Her junior year, Merrill spent her mornings at the high school and her afternoons taking college courses and she credits Newburyport High School for being so flexible.
It wasn’t until her senior year that she decided to set the goal of finishing her degree while still in high school.
What motivates Merrill most is her passion for social justice. She first became interested in social justice issues after the shootings at Stoneman Douglas High School in February of 2018. Since then, she has lent her youthful voice to many issues such as gun control and voter registration, and she plans to pursue a career that helps to make the world a better place, either in public health or law.
At Newburyport High School, Merrill ran track for four years, played tennis for two, and played a leadership role with Interact, a service club sponsored by the local Rotary Club.

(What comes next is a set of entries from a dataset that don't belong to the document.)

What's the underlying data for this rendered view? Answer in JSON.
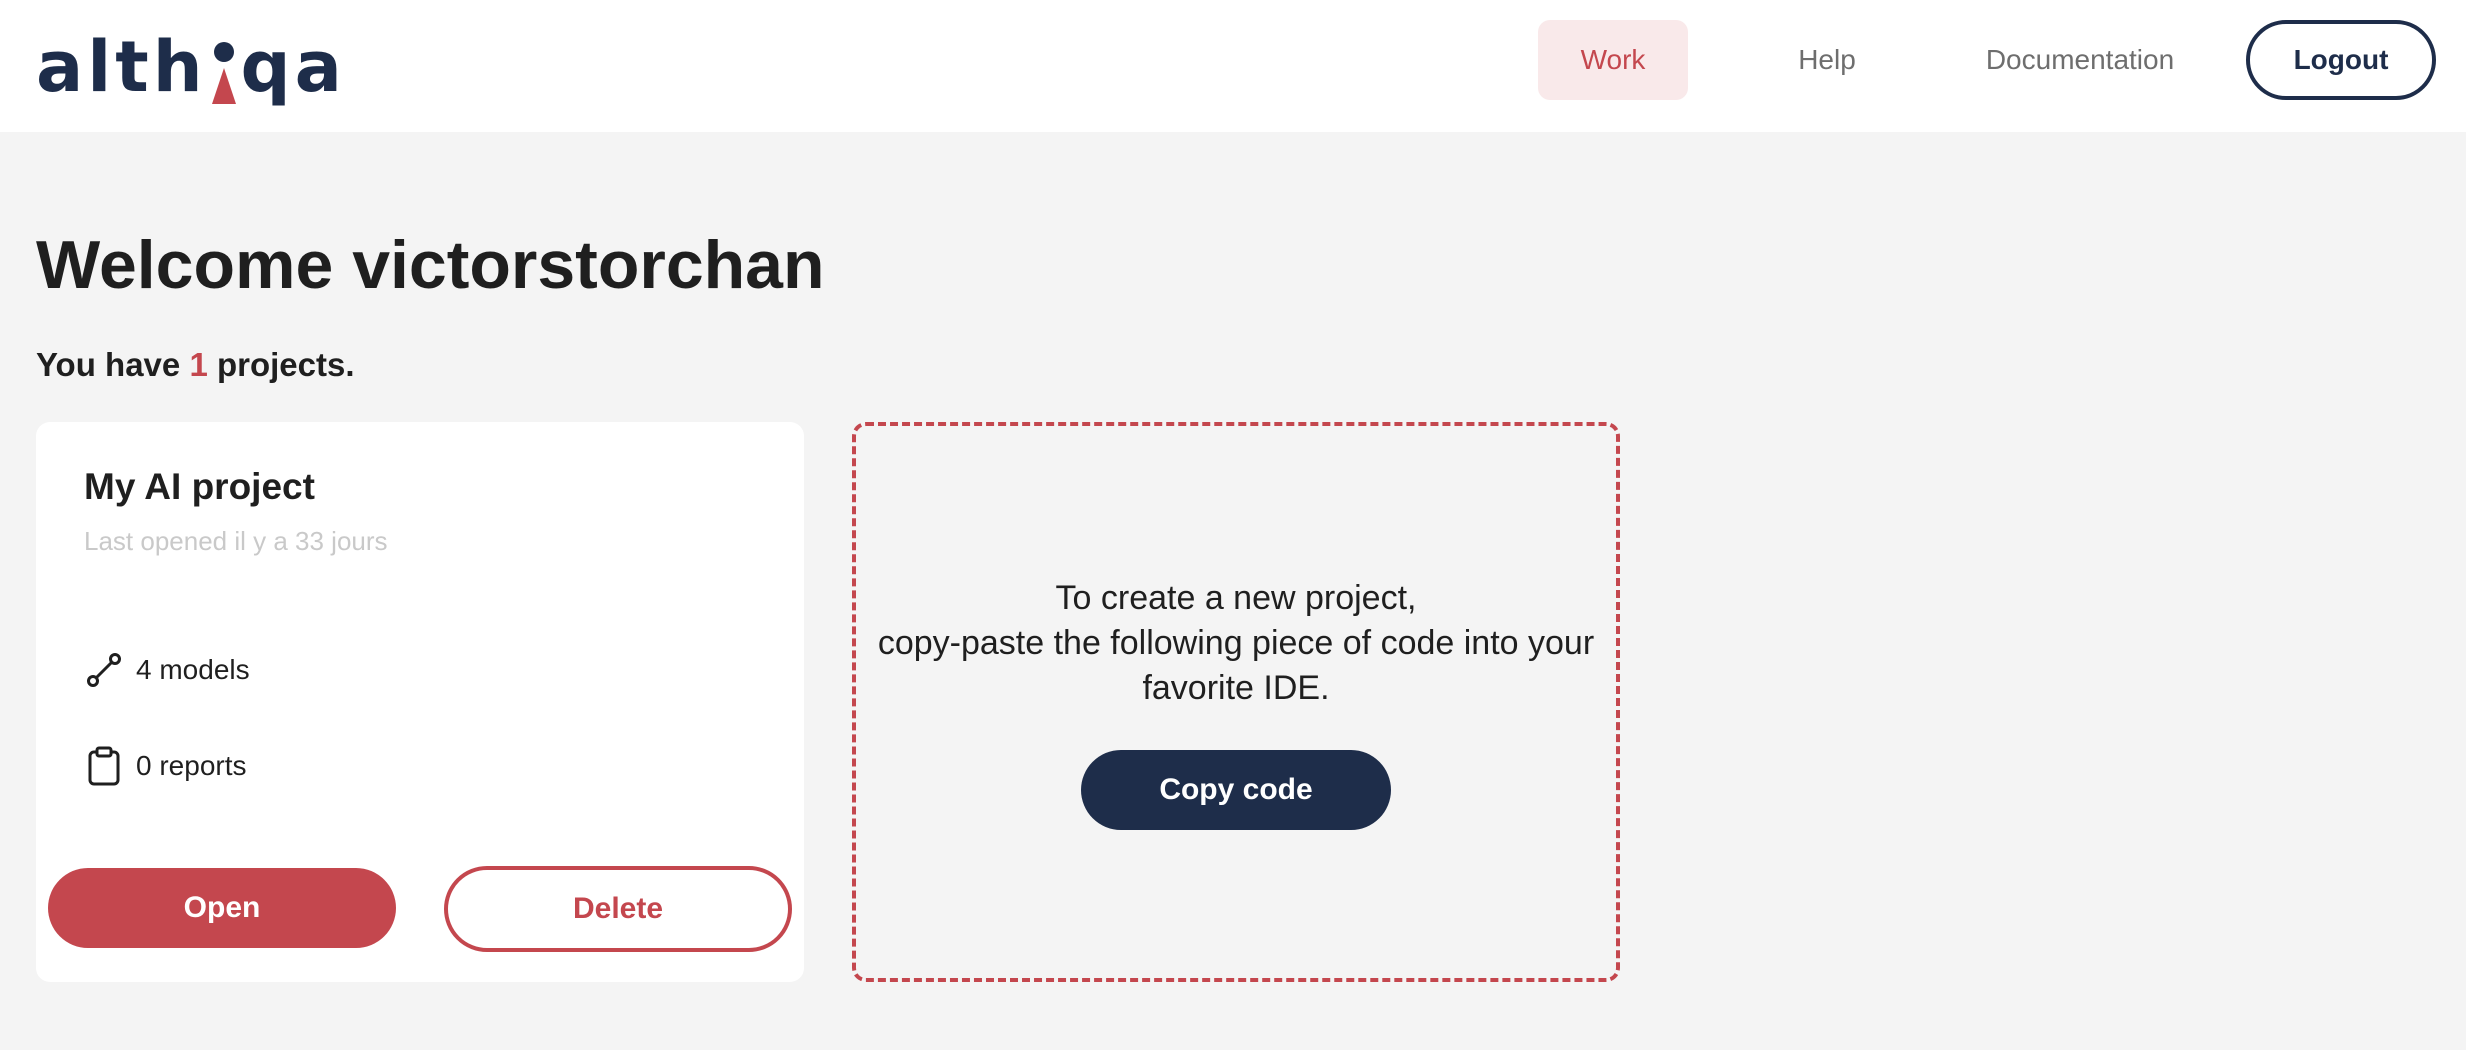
{
  "header": {
    "logo": {
      "part1": "alth",
      "part2": "qa"
    },
    "nav": {
      "work": "Work",
      "help": "Help",
      "documentation": "Documentation"
    },
    "logout_label": "Logout"
  },
  "main": {
    "welcome": "Welcome victorstorchan",
    "projects_prefix": "You have",
    "projects_count": "1",
    "projects_suffix": "projects."
  },
  "project_card": {
    "title": "My AI project",
    "last_opened": "Last opened il y a 33 jours",
    "models": "4 models",
    "models_icon": "path-icon",
    "reports": "0 reports",
    "reports_icon": "clipboard-icon",
    "open_label": "Open",
    "delete_label": "Delete"
  },
  "new_project": {
    "line1": "To create a new project,",
    "line2": "copy-paste the following piece of code into your",
    "line3": "favorite IDE.",
    "copy_label": "Copy code"
  },
  "colors": {
    "accent_red": "#c4474e",
    "navy": "#1e2d4a",
    "background": "#f4f4f4",
    "work_highlight": "#f9e9ea"
  }
}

Early College is open to Newburyport juniors and seniors, who can take courses at a discounted rate of $110 a credit hour, which is half the true cost.
The benefits of Early College include exploring career options, taking college-level courses, and earning credits that are transferable to other colleges, says Marcy Yeager, NECC’s executive director of PK12 partnerships and international studies.
Merrill would like younger students to know that they “shouldn’t be afraid to take a nontraditional educational path. Traditional school can be limiting, but you can create your own reality. That’s what I did and it resulted in a lot of benefits.”
For more information about the Early College Program, reach out to firstname.lastname@example.org or 978 556-3332.
Northern Essex Community College has campuses in both Haverhill and Lawrence. It offers more than 60 associate degree and certificate programs as well as hundreds of noncredit courses designed for personal enrichment and career growth. Each year, more than 5,000 students are enrolled in credit associate degree and certificate programs on the Haverhill and Lawrence campuses; and another 2,600 take noncredit workforce development and community education classes on campus, and at businesses and community sites across the Merrimack Valley. For more information, visit the website at www.necc.mass.edu or call 978-556-3700.